SaaS, or Software as a Service, refers to a delivery model where users access software over the internet, hosted by a third-party service. On the other hand, a CDN, or Content Delivery Network, is a geographically distributed network of servers designed to deliver internet content quickly and efficiently.
Why should businesses consider using a CDN for content delivery?
Businesses should consider using a CDN as it greatly improves website loading times, reducing the chance of visitors leaving due to slow speeds. Additionally, CDNs boost the reliability of content delivery, mitigating the impact of traffic spikes and protecting sites from certain types of cyberattacks.
How can SaaS benefit businesses in terms of high-performance content delivery?
SaaS can benefit businesses in content delivery by handling updates and maintenance, freeing up companies to focus on their core tasks. More so, since SaaS applications are over the internet, they offer better accessibility and scalability, ensuring high-performance content delivery regardless of user volume.
Is it possible to combine SaaS and CDN for high-performance content delivery?
Yes, it is possible to combine SaaS and CDN. The SaaS provider can deliver software over the internet and a CDN could be used to enhance the speed and reliability of the content that the software delivers to end-users.
In what situations would a company prefer to use SaaS over CDN?

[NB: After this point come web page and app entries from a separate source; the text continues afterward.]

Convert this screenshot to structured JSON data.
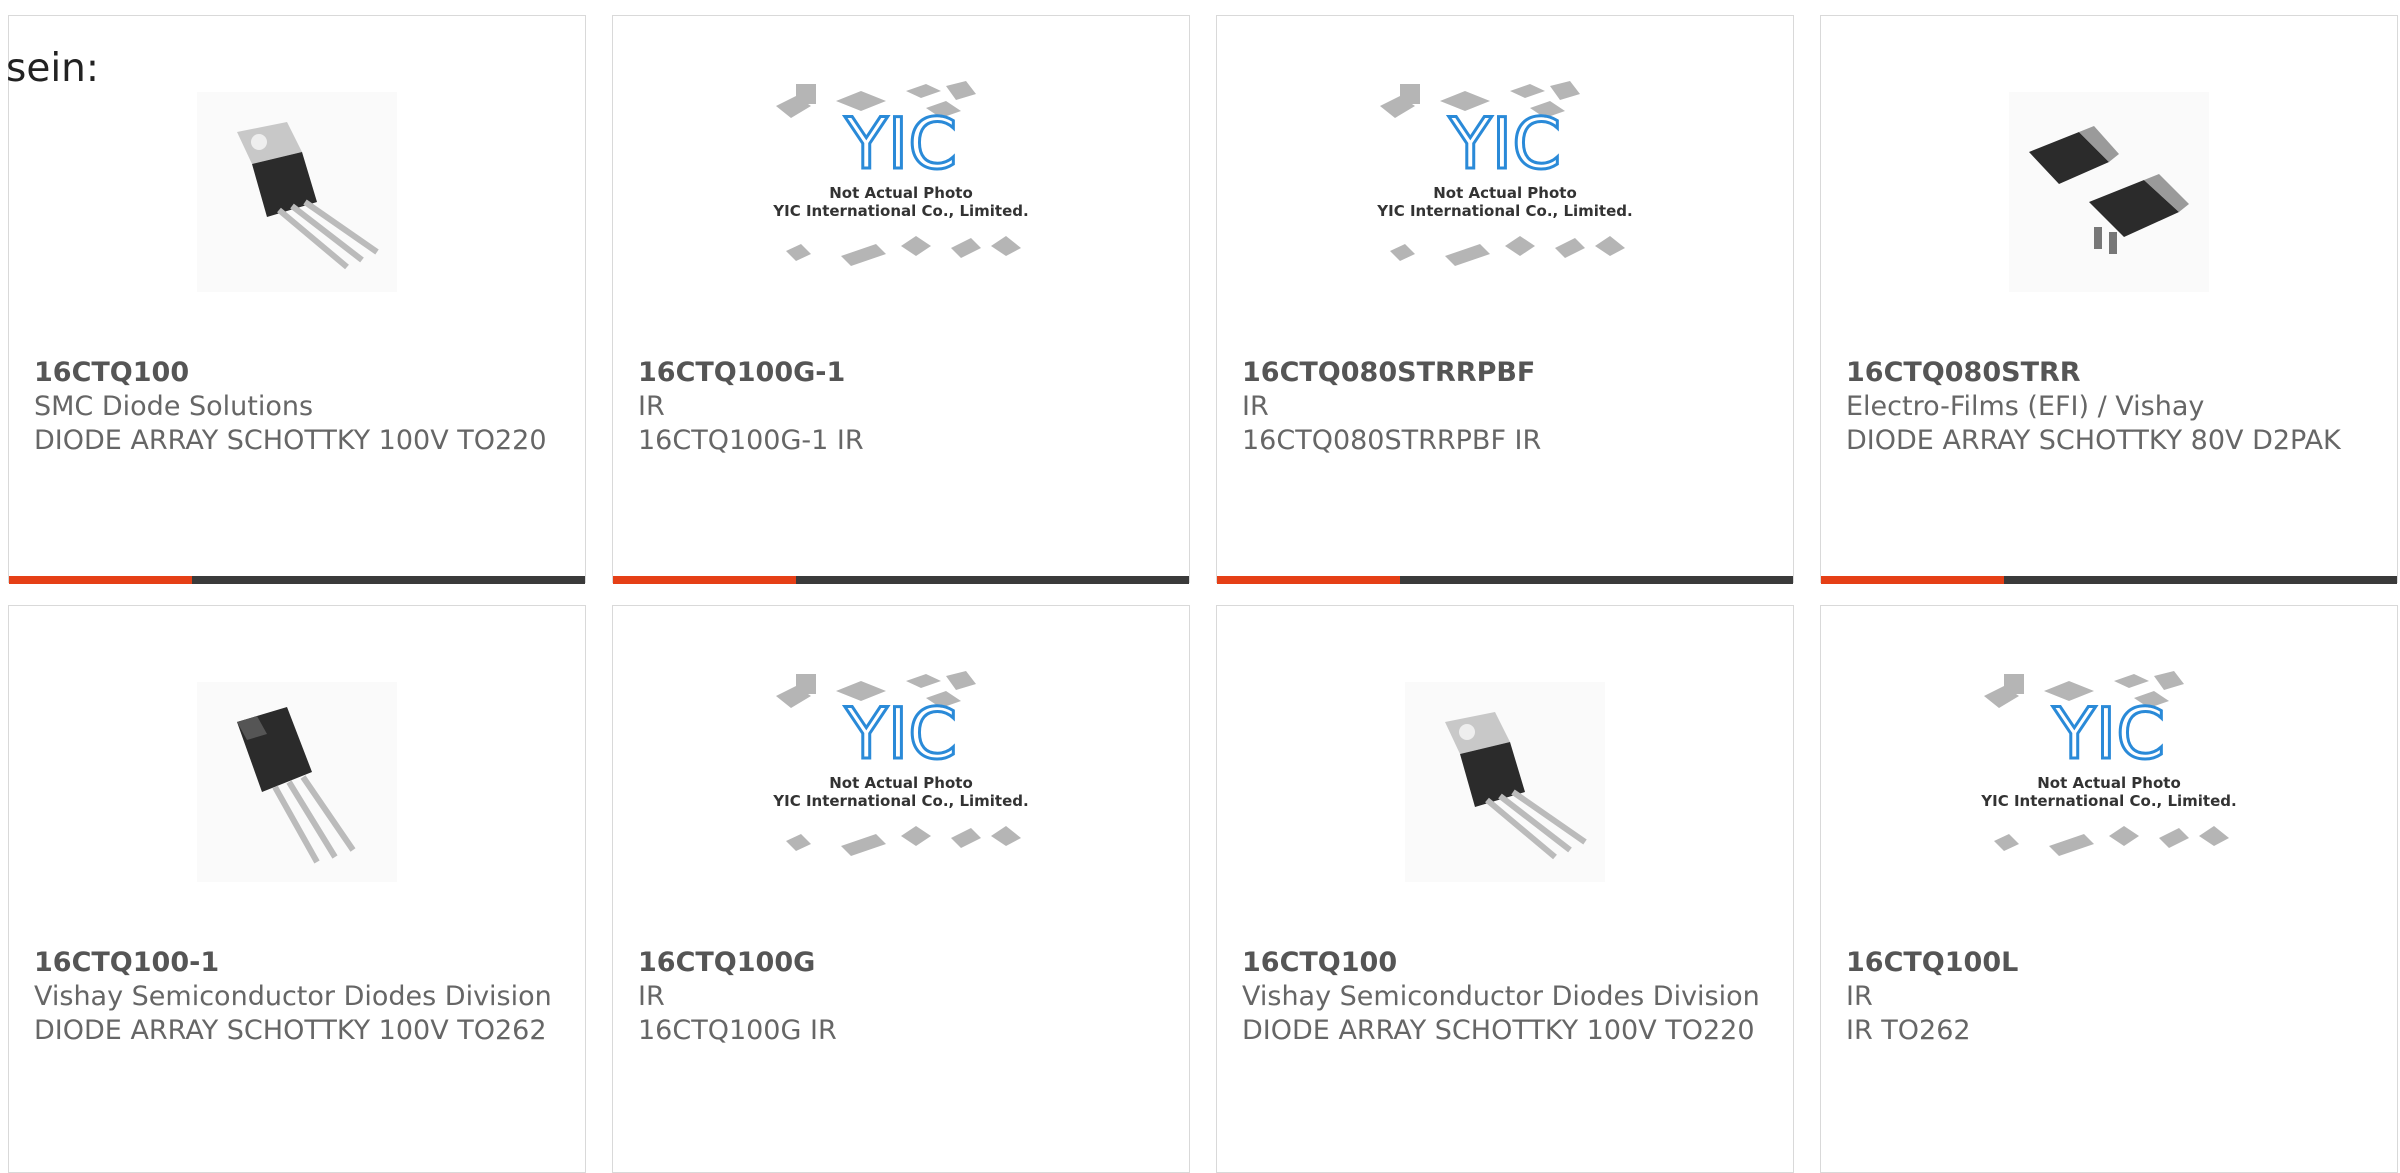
{
  "lead_text": "sein:",
  "colors": {
    "accent": "#e53f16",
    "bar": "#3a3a3a",
    "border": "#d9d9d9",
    "yic_blue": "#2a8ad8"
  },
  "placeholder": {
    "logo": "YIC",
    "line1": "Not Actual Photo",
    "line2": "YIC International Co., Limited."
  },
  "products": [
    {
      "part": "16CTQ100",
      "maker": "SMC Diode Solutions",
      "desc": "DIODE ARRAY SCHOTTKY 100V TO220",
      "image": "to220-icon"
    },
    {
      "part": "16CTQ100G-1",
      "maker": "IR",
      "desc": "16CTQ100G-1 IR",
      "image": "yic-placeholder-icon"
    },
    {
      "part": "16CTQ080STRRPBF",
      "maker": "IR",
      "desc": "16CTQ080STRRPBF IR",
      "image": "yic-placeholder-icon"
    },
    {
      "part": "16CTQ080STRR",
      "maker": "Electro-Films (EFI) / Vishay",
      "desc": "DIODE ARRAY SCHOTTKY 80V D2PAK",
      "image": "d2pak-icon"
    },
    {
      "part": "16CTQ100-1",
      "maker": "Vishay Semiconductor Diodes Division",
      "desc": "DIODE ARRAY SCHOTTKY 100V TO262",
      "image": "to262-icon"
    },
    {
      "part": "16CTQ100G",
      "maker": "IR",
      "desc": "16CTQ100G IR",
      "image": "yic-placeholder-icon"
    },
    {
      "part": "16CTQ100",
      "maker": "Vishay Semiconductor Diodes Division",
      "desc": "DIODE ARRAY SCHOTTKY 100V TO220",
      "image": "to220-icon"
    },
    {
      "part": "16CTQ100L",
      "maker": "IR",
      "desc": "IR TO262",
      "image": "yic-placeholder-icon"
    }
  ]
}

SaaS would typically be preferred over CDN when the core requirement is about accessing software applications over the internet, rather than simply delivering content. For example, if a business needs cloud-based customer relationship management (CRM) or enterprise resource planning (ERP) software, a SaaS solution would be appropriate.